*** Block opens ***
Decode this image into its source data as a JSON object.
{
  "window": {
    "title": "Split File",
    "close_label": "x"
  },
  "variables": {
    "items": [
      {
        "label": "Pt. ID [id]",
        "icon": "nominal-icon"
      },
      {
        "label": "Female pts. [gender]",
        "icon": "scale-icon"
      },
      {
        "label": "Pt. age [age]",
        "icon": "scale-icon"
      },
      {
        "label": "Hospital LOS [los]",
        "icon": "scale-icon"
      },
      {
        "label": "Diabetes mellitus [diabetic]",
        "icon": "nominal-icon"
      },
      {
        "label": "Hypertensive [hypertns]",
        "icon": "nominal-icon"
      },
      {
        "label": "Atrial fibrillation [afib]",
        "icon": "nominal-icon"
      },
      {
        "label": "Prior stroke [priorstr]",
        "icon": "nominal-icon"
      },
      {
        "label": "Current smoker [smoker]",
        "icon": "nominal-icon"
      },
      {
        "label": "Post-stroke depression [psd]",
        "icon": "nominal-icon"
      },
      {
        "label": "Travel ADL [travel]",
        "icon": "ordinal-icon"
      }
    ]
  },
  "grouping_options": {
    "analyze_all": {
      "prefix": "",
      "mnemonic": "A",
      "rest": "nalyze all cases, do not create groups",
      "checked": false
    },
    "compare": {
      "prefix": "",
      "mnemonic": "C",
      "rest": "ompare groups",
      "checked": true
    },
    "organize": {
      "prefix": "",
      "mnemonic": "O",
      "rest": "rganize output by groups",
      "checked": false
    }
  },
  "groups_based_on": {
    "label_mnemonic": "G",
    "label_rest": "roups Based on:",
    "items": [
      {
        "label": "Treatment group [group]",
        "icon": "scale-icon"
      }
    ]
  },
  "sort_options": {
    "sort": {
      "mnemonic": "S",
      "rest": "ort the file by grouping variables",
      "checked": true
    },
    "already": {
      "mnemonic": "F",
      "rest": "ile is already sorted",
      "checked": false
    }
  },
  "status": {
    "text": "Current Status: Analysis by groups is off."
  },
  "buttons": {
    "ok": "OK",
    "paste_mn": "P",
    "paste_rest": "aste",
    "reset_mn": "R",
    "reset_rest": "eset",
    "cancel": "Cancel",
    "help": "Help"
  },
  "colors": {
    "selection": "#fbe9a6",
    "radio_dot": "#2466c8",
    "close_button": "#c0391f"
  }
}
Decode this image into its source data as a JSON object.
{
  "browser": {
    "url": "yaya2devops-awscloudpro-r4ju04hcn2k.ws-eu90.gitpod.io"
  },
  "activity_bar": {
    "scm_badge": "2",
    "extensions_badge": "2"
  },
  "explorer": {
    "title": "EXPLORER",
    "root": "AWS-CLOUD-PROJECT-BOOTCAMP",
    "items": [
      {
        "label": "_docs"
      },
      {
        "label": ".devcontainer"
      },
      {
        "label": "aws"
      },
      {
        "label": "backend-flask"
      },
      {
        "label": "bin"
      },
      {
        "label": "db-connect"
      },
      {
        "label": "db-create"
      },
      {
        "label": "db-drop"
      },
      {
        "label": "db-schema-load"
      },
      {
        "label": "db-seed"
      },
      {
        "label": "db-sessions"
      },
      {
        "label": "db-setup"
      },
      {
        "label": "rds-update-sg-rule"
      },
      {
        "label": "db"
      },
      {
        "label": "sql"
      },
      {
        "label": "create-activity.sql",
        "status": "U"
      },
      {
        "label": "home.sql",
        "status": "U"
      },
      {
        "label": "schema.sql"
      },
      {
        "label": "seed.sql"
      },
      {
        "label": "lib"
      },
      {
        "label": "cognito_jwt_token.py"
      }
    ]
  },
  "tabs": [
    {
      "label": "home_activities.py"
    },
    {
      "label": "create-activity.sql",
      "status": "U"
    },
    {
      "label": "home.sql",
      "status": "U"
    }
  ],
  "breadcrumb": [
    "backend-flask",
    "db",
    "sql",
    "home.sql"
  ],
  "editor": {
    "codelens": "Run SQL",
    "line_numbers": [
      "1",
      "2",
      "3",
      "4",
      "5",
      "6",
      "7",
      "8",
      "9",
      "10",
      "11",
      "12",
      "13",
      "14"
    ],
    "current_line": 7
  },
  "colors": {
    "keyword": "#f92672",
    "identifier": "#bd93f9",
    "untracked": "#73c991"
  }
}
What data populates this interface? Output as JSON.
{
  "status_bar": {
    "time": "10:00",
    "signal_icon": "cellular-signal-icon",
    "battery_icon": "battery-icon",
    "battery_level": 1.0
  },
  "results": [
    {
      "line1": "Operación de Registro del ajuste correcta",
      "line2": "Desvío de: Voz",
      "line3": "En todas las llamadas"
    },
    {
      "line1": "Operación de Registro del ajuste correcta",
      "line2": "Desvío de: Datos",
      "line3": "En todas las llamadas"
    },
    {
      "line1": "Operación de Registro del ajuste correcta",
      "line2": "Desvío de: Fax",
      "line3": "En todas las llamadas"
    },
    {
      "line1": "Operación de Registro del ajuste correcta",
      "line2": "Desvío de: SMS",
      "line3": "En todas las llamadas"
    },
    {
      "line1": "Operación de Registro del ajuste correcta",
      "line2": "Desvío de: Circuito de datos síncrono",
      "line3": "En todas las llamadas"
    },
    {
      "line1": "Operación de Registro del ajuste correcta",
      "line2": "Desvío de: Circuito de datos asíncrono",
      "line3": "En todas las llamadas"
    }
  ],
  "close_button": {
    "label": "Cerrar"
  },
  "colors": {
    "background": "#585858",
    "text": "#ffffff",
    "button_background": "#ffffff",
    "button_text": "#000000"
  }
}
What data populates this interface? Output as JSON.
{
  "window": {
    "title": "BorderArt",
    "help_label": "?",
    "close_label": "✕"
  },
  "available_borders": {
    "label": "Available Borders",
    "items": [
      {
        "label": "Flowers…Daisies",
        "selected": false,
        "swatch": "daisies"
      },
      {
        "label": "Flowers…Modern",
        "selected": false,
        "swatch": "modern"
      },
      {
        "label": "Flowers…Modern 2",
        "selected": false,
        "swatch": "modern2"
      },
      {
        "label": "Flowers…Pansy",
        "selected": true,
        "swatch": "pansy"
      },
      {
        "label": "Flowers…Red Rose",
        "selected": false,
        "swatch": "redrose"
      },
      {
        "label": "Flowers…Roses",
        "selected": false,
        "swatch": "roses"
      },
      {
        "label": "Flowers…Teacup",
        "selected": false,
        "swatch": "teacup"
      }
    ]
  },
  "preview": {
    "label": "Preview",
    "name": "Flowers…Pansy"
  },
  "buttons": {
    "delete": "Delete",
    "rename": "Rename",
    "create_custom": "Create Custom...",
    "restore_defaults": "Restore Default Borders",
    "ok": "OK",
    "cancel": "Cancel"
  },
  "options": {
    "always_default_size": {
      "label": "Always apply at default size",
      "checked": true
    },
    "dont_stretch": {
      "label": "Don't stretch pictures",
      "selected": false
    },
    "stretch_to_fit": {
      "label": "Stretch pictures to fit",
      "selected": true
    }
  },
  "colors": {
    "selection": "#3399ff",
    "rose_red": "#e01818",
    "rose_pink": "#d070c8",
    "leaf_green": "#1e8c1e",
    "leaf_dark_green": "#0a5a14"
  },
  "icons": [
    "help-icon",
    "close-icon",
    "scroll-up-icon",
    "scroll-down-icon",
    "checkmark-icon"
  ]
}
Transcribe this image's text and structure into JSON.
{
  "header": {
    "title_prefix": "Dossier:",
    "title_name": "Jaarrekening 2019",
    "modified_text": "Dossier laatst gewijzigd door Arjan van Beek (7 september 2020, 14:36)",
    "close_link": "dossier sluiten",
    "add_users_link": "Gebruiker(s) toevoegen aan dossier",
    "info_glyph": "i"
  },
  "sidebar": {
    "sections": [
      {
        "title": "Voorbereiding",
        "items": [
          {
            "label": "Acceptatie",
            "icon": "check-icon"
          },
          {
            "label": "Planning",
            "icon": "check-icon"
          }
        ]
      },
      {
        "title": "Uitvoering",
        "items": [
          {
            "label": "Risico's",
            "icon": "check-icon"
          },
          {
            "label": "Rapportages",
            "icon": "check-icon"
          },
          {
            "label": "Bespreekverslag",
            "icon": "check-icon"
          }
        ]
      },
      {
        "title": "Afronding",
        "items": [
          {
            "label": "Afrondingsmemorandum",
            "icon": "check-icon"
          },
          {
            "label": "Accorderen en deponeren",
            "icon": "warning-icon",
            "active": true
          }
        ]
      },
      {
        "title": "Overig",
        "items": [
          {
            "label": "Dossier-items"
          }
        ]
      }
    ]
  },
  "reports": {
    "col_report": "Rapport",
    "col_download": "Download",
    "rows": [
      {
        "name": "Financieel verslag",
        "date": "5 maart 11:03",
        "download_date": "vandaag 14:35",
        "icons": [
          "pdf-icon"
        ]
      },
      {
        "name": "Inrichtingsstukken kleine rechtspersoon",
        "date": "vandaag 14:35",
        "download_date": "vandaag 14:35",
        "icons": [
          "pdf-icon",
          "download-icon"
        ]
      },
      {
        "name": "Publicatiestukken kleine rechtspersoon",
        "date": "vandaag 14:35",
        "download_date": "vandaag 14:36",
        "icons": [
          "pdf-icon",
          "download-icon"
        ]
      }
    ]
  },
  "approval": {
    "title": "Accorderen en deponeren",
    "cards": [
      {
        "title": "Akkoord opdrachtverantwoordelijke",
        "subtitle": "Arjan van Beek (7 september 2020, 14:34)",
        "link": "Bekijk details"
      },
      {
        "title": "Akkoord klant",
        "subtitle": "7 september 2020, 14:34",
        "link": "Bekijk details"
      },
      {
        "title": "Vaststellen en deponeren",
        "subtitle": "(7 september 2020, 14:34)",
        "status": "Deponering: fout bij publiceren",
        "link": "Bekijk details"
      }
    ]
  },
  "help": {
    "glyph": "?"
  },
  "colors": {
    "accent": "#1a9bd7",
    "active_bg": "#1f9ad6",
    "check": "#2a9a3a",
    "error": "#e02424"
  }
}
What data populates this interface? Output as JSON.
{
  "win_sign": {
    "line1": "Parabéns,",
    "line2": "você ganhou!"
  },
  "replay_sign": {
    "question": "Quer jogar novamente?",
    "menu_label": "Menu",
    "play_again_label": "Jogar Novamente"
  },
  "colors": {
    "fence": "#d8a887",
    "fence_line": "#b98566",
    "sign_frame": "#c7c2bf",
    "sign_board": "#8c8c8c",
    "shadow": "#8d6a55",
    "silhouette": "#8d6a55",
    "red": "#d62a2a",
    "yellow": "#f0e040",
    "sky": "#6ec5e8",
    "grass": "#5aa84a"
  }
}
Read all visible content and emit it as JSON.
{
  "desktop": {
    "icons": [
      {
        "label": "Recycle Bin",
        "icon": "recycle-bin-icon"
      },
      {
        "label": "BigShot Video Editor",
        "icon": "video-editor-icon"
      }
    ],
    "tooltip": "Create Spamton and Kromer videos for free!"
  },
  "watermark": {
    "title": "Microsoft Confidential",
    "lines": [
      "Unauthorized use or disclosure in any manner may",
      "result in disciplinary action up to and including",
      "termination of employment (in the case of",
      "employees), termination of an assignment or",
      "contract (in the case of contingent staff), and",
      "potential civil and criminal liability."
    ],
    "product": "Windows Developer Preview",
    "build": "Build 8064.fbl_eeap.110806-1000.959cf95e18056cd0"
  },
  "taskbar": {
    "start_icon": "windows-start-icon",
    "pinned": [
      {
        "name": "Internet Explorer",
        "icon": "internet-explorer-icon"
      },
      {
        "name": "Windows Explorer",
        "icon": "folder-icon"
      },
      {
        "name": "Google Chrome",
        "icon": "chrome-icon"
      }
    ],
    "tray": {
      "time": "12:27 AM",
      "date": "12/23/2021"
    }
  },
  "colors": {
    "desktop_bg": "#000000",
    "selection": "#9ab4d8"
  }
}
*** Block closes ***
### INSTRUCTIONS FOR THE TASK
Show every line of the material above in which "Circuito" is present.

### ANSWER TO THIS PROBLEM
      "line2": "Desvío de: Circuito de datos síncrono",
      "line2": "Desvío de: Circuito de datos asíncrono",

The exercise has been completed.